▸ Task requirements
Tell how many lines in the data contain the string "this", using a single number as the whole reply.

Provided records Block Start

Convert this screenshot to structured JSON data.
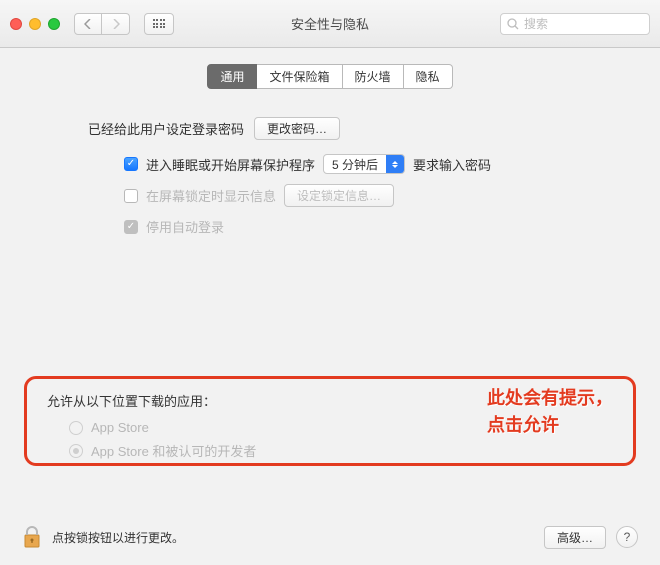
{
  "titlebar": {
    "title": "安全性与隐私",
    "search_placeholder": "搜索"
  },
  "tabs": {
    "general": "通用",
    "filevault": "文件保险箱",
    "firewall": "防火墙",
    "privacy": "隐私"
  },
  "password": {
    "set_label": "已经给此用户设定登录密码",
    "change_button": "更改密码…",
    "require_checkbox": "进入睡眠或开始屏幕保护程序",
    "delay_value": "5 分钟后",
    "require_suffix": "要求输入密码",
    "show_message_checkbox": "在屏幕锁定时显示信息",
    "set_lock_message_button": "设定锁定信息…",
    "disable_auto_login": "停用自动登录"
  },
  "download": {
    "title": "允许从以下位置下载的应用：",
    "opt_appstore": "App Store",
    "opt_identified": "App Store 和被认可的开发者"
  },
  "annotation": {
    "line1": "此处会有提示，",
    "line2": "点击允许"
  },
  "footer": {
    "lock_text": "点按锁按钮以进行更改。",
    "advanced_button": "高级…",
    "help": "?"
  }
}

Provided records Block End
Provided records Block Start

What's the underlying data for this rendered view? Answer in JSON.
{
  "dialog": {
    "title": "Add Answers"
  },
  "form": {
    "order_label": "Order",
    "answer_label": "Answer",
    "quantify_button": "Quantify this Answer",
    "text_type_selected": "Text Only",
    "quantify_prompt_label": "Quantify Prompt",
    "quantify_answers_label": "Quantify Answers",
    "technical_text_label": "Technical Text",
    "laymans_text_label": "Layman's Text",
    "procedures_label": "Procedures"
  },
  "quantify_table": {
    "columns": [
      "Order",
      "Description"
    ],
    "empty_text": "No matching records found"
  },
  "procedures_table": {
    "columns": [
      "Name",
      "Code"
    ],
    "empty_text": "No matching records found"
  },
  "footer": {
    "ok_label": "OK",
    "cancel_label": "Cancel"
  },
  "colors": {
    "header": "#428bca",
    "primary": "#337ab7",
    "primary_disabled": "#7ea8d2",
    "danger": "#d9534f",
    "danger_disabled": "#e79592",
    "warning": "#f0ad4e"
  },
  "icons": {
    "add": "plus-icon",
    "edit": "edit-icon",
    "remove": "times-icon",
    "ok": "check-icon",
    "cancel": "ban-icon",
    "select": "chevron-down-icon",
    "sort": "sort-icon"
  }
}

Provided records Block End

▸ Exercise output
3